These are words an acquaintance spoke to me when I was a first-time expectant mom, hoping to have a natural, unmedicated delivery.
And here is the message I “heard” in addition to the words she actually said:
Karla, you’re spinning your wheels for nothing with this whole natural childbirth thing. What you’re hoping to do isn’t going to amount to a hill of beans when it comes to what really matters: parenting.
Did she really think my approach to childbirth was about proving myself? If it were about that, surely there would be some other opportunity with lower-stakes to accomplish that? But I smiled, nodded, and held my tongue.
I heard variations of this comment from several women during my pregnancies, including close women in my circle from whom encouragement would have gone a long way:
You want to do what? Why on earth would you want to go without pain relief when you don’t have to? Not me…just give me the drugs!
It’s not worth it…too many things can go wrong.
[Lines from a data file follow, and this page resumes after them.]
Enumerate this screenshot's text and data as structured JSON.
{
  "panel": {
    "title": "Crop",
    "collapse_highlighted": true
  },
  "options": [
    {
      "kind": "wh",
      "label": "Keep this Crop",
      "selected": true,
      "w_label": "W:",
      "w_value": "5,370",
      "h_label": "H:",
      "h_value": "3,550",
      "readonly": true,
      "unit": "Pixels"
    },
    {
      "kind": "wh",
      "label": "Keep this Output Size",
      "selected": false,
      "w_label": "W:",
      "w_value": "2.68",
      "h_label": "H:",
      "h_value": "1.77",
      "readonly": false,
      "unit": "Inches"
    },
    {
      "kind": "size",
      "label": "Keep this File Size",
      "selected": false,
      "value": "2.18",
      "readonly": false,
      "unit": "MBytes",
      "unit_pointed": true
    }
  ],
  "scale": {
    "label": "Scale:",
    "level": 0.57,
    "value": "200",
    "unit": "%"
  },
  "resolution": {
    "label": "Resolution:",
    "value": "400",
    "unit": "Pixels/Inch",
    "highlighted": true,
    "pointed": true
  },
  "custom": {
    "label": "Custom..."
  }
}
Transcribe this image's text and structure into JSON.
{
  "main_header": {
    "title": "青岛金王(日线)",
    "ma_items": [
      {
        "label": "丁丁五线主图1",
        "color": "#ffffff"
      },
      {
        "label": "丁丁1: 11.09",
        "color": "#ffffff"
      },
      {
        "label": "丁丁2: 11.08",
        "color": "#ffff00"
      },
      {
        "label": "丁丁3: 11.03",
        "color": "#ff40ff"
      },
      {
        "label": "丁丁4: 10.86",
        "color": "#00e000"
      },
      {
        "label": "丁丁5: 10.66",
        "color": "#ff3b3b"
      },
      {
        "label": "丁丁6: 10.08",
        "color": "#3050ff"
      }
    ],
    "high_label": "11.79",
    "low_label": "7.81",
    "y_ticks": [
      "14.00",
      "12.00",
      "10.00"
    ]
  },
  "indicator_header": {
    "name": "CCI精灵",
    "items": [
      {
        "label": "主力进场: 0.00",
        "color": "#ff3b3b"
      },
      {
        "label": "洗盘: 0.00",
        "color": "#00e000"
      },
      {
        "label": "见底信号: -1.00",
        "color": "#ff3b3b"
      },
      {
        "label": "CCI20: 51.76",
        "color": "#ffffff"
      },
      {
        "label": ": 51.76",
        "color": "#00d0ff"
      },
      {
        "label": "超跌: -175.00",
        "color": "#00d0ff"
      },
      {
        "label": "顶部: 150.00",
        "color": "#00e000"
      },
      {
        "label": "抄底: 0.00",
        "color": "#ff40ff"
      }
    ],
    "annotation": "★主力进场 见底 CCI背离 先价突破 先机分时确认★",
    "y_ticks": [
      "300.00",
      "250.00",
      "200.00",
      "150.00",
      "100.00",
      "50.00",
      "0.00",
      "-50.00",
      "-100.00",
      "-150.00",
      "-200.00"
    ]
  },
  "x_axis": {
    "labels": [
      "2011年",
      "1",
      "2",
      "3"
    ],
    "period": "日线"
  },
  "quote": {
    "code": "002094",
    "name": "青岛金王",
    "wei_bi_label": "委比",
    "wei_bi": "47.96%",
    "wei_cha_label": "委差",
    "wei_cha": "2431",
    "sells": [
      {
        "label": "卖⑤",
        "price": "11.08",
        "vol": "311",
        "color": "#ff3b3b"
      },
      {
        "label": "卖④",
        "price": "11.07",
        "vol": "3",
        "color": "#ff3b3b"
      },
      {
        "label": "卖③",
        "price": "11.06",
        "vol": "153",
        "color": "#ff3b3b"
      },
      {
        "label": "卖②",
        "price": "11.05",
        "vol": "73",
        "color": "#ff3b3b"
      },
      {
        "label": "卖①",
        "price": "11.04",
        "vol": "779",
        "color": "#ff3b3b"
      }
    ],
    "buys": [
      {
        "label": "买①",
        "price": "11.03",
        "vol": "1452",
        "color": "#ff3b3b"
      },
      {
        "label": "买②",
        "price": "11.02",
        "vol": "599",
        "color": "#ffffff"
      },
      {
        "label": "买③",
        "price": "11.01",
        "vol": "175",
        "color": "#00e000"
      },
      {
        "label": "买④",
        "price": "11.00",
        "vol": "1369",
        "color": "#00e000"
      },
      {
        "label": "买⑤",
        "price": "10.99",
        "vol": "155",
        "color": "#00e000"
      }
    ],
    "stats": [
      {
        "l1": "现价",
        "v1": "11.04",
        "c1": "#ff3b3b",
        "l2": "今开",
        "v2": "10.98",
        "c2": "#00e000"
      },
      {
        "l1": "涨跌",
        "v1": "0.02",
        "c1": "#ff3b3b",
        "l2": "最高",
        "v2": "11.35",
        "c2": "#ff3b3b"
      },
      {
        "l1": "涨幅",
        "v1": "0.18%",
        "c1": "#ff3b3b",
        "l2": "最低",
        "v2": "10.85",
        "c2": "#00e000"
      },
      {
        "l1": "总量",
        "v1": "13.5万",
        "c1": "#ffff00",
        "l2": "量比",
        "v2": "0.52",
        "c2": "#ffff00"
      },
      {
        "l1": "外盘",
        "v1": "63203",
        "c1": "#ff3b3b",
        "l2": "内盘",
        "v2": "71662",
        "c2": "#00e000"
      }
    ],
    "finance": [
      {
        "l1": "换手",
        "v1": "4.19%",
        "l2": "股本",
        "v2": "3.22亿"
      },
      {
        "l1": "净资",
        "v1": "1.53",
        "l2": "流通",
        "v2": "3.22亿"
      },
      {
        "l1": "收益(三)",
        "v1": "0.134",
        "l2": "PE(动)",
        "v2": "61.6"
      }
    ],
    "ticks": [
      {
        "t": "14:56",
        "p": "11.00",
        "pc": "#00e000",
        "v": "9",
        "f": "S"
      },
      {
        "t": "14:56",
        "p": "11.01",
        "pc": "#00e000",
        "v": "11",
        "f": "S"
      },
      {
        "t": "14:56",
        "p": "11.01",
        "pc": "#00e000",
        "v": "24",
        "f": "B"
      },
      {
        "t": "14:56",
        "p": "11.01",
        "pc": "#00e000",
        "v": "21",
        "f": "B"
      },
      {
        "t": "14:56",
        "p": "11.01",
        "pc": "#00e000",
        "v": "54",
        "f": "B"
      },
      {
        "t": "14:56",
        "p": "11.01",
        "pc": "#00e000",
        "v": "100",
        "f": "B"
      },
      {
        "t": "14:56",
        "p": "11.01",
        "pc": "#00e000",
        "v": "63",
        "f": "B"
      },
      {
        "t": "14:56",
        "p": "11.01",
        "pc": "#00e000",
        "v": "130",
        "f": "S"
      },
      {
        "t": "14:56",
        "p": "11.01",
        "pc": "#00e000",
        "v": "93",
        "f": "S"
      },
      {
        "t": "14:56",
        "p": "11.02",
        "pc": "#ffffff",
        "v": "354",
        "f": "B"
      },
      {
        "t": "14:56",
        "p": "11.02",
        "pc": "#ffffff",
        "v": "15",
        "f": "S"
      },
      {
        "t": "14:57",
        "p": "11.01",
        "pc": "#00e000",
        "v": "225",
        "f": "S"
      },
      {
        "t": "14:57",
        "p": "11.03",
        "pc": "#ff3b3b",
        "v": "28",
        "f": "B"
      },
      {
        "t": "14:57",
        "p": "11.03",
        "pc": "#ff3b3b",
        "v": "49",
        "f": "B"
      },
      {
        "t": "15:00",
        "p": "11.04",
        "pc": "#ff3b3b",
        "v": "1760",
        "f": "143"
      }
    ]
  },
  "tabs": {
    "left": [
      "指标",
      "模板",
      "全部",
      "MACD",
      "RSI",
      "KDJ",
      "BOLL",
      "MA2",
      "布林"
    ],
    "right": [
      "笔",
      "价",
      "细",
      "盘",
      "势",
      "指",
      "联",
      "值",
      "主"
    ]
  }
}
Let me tell you about my sister-in-law who… (insert horror story here.)
You’re a tougher woman than I…well, good luck with that!
I had two natural birth experiences. One in a hospital, one at home.
Looking back, I am so grateful that I did my research and listened to my instincts instead of listening to voices of fear, naysayers, and those who thought I was kooky for pursuing the birth I wanted.
My acquaintance suggested that my triumphant birth experience would offer me no advantage when it came to my life post-partum. It wouldn’t make me a better mom. (Better than who? Better how? It’s not a contest.) But my births shaped me as a mother. Here’s how.
- I learned that I am not remarkable. Natural, unmedicated childbirth may be the less conventional approach to childbirth in this country, but worldwide it’s more of the norm. If there ever were a silly project to hand out medals for natural, unmedicated births…I’d have tons of company. More women would receive medals than not. I love that I’ve done this sacred and fascinating yet ordinary and unremarkable rite of passage.
- I learned that taking a less conventional path can bring unique blessings. Birth was the first “big” time I did what felt right to me, even if it was against the grain. This has given me courage to make other choices that felt best for my unique family.
- Midwifery gave me a glimpse of what women could be for each other during important times. My midwives spoke potential into my life. They prepared me, helped me rise to my challenge. If at any point my health or the health of my baby appeared to be in jeopardy, I trusted we’d cross that bridge together. I’ve had the joy of encouraging a few friends who, like me, wanted a natural birth. I’m a wanna-be midwife in this way. They did it, and I love seeing what that has done for them. Sometimes women try and don’t end up with the birth they hoped for. But they try, and their courage matters. I worry about a world in which women no longer try. If that happened, we would lose something valuable.
- I learned that pain and joy go together. During the hardest part of my long first birth, I hit a low. I questioned whether I had the strength to finish. I told my doula I had never felt so miserable in my life. But I kept on, and I did finish. My memory of the elation I felt when I met my beautiful girl will forever be in relief to the memory of my dark hour. I can’t separate my joy from that darkness. I wouldn’t want to. They go together, by design.
- I scaled the wall. There was a quote In the documentary The Business of Being Born that I will paraphrase. When a woman comes to the highest wall she’s ever faced, and scales it…there is a deep sense of accomplishment in her soul. Meeting my daughters for the first time were top life moments. But I’m going to confess something. A portion of that memorable elation belonged to me, because I overcame those challenges. That portion of my joy is valuable to me. Mothering is hard. I have not scaled every wall I’ve attempted. But a sense of accomplishment from my births lingers with me, and from that I draw strength. It’s better than a medal. (Not that I ever wanted one.)
- Labor taught me to do hard things. Sometimes in life, there is no way out but to pass through. By design, childbirth teaches a woman to reach deep and find reserves she didn’t know existed, take it a breath at a time, and continue on until she can rest. There have been times in my life–when my husband deployed, when I lost my mom, when everyone under our roof is sick–that echo labor. And although it is painful, I have a memory of what to do. Breathe, put one foot in front of the other. Joy is around the corner.